3. Fixed budget/rate – It’s not about the money but about the resources you can provide the vendor for the current project. One can create a website for $500 and for $10,000. It depends on what you need. The cheaper website will be developed by junior specialists with cheap tools and minimum features. However, maybe, it’s what you need. By providing the vendor with, at least, a rough estimate of your budget, you will tell the vendor what’s the best way to do the project, and whether it’s financially justified at all.
4. Deadlines/Timeline – Sometimes you have a strict deadline, and you should provide it off the bet. It influences the price. Especially, if you want the project to be done yesterday. But even if you don’t have a strict deadline, some timelines are a must for using the Agile methodology and doing sprints. In other words, if you want the job done, provide the timeline for the job. Or else, you might not have it when you need it.
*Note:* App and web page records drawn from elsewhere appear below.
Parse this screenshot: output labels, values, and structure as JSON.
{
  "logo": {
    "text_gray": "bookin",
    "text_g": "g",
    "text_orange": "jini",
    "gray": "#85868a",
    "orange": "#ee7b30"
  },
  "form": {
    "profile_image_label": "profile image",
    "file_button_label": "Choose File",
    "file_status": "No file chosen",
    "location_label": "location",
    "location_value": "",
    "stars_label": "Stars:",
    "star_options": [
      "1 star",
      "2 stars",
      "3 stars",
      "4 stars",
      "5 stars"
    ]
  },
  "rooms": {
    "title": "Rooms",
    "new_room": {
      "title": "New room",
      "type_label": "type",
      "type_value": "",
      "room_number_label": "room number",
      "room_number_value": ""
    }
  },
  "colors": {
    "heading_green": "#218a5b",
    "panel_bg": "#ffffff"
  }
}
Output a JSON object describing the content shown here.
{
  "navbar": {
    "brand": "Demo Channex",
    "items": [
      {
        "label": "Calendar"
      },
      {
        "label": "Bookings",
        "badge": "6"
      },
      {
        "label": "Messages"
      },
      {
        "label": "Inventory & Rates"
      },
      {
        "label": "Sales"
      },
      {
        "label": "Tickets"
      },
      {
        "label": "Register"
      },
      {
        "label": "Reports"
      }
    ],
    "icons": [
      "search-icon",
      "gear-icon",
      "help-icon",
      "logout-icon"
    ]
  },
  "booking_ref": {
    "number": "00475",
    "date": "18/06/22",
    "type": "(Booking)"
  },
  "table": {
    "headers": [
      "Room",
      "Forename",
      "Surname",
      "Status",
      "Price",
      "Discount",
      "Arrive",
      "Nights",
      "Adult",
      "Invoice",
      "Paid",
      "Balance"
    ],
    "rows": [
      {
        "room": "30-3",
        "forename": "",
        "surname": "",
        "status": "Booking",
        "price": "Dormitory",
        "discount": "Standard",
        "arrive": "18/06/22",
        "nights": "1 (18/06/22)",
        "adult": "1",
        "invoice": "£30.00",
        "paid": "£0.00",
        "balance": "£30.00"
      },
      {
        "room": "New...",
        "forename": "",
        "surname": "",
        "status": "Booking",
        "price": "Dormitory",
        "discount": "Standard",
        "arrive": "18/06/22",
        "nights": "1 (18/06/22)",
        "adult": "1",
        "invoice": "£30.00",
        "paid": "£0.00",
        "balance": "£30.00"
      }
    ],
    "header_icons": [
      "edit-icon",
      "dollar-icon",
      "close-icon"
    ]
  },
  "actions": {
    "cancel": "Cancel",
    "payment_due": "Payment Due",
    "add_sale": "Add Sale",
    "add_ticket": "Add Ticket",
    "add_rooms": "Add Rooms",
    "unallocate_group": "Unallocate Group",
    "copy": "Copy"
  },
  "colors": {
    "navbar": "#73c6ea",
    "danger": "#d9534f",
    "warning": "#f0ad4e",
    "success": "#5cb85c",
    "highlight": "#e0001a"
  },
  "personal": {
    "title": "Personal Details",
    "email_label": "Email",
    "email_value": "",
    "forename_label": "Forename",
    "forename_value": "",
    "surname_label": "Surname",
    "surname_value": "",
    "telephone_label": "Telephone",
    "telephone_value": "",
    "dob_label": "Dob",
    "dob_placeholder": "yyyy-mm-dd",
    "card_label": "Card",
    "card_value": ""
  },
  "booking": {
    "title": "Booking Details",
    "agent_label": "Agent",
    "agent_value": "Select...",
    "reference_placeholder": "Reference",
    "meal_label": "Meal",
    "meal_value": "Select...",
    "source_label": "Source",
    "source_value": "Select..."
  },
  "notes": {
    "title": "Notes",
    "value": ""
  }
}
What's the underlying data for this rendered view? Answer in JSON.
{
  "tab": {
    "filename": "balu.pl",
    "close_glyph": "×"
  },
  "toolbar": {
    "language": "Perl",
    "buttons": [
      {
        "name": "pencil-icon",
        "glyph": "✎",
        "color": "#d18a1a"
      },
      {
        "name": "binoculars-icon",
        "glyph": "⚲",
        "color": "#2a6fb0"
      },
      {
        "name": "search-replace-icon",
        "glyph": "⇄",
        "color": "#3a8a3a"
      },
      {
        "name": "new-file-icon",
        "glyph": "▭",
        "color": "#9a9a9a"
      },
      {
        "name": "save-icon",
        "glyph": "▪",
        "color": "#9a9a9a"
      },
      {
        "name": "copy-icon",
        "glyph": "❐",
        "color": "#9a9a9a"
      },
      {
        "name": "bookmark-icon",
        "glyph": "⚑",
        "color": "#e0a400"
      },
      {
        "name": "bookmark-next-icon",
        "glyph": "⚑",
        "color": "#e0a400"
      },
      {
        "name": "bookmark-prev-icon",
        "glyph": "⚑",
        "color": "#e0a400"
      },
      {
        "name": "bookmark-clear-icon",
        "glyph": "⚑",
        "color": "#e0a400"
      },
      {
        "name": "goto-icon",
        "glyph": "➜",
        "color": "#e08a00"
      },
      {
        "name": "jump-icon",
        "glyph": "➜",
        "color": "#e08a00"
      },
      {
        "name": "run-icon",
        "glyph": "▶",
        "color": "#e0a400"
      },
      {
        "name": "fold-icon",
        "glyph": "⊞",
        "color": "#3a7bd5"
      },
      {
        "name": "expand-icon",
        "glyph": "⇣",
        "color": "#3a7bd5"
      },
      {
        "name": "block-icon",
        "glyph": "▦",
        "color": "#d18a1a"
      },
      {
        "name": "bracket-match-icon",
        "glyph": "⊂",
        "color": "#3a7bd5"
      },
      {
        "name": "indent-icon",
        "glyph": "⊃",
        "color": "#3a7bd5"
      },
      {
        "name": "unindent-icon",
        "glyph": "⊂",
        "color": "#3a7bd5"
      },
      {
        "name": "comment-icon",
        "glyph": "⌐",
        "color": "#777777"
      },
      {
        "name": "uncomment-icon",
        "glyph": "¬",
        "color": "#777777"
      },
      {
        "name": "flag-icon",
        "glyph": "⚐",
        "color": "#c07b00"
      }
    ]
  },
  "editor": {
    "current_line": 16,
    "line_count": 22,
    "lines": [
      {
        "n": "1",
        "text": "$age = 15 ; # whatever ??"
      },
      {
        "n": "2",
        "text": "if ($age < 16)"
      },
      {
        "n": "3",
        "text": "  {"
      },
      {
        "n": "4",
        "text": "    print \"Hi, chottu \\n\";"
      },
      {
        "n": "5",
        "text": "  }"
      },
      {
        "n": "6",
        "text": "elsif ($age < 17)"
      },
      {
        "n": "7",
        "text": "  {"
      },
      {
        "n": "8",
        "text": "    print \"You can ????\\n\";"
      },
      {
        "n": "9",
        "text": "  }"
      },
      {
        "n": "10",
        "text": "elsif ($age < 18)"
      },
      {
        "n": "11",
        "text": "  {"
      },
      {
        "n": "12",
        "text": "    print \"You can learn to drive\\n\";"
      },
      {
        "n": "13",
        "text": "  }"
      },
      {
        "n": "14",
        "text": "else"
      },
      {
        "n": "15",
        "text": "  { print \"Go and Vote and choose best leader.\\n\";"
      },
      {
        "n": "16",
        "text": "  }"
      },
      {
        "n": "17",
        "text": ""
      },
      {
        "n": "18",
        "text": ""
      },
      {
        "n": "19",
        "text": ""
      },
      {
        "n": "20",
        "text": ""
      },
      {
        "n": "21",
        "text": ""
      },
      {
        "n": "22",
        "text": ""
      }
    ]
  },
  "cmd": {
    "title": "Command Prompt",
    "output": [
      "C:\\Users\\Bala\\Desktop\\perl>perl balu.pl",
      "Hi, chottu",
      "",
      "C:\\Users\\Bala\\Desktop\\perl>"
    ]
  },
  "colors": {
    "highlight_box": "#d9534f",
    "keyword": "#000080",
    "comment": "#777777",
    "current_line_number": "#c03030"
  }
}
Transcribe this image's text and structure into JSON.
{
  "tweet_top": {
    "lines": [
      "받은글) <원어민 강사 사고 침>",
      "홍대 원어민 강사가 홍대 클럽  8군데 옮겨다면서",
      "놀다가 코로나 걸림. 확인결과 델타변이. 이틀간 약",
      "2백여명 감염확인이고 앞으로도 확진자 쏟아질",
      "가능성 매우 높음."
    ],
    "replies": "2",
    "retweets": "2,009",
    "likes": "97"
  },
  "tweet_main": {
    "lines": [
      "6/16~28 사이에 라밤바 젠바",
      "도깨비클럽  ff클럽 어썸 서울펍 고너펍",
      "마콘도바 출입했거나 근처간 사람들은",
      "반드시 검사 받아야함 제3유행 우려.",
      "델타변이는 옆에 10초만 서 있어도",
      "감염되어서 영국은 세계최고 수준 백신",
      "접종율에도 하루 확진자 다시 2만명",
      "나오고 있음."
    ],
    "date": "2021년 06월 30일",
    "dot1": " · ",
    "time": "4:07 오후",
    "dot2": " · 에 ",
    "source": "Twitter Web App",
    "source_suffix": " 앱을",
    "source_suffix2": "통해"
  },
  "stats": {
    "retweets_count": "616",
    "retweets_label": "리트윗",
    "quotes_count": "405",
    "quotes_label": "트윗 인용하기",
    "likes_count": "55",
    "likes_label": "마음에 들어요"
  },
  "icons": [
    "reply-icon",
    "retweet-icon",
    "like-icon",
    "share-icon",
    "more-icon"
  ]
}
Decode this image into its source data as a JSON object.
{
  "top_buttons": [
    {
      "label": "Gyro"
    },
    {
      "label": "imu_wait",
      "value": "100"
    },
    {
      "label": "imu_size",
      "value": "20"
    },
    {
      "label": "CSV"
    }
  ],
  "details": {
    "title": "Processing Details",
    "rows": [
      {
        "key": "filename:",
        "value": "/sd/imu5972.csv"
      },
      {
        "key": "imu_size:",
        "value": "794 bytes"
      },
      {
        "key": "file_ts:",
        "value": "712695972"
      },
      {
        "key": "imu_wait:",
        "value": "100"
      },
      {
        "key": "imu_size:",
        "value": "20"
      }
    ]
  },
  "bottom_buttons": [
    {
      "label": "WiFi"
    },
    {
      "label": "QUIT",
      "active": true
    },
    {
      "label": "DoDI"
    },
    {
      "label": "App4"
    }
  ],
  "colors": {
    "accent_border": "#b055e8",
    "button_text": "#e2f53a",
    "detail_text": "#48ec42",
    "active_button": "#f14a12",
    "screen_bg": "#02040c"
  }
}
5. Preferred programming languages – This one is plain optional. Your potential vendor should be a tech expert, not you. Nevertheless, if you have some language or technology preferences, you should say so from the start or be silent forever! Or until the end of the project at least…
6. Is the design required? (if yes, specify) – This one is plain and simple. Do you need your solution to look good, and in what way? Links to solutions or print screens are very welcomed, at this point.
Besides describing the project in all its colors and shapes, you ought to look one step further and tell the vendor what’s it all for. It may sound unnecessary, but it gives the software development vendor a perspective of not only walking in your shoes but in the shoes of the end-user of your solution. This will result in better UX and probably UI.
1. Business goal – As written before, what’s it all about. What is the business concept? Are there any KPIs?
2. Target industry – Do you see an industry niche for your solution?
3. Target audience – Do you have a concept of your target audience? Maybe, personas? If you help your vendor by answering this question, the vendor will do a much better job with UI and UX.
1. Did you have experience with outsourcing companies? (if yes, specify) Every type of business has its specifics, including software development outsourcing. Having some experience (bad or good) with a particular type of business means that you have certain preconception (wrong or right). Having no experience means that you are a blank page in this regard. Anyways, at the end of the day, the role of the vendor is to understand what you’re expecting from its type of business. Moreover, it gives a vendor a clue on how to communicate the specifics of their business to you.
2. Is DevCom the only software development company working on the project? (if no, specify how we will cooperate) Oftentimes, when a company employs an outsourcing vendor it’s either to supplement a software development team that’s their own or belongs to a third party vendor. In both situations, it’s best for a vendor to have a clue how the collaboration between the teams will take place. Who will be responsible for what parts of the solution? How estimates and goals of one team will depend on another. What way of communication between the teams will be used? Who will be the Point of Contact between them? And much more details of the collaboration.
All in all, starting off a project on the right foot and with a right vendor is a key to success. No matter who you will choose as your custom software development partner, DevCom or another wonderful vendor, we hope this Request for Proposal (RFP) Form will help you. In case you still need any RFP-related or other assistance, feel free to address DevCom (follow the link). We will answer your requests in 1-2 business days.
Author: Oleh Romanyuk, Marketing Manager @ DevCom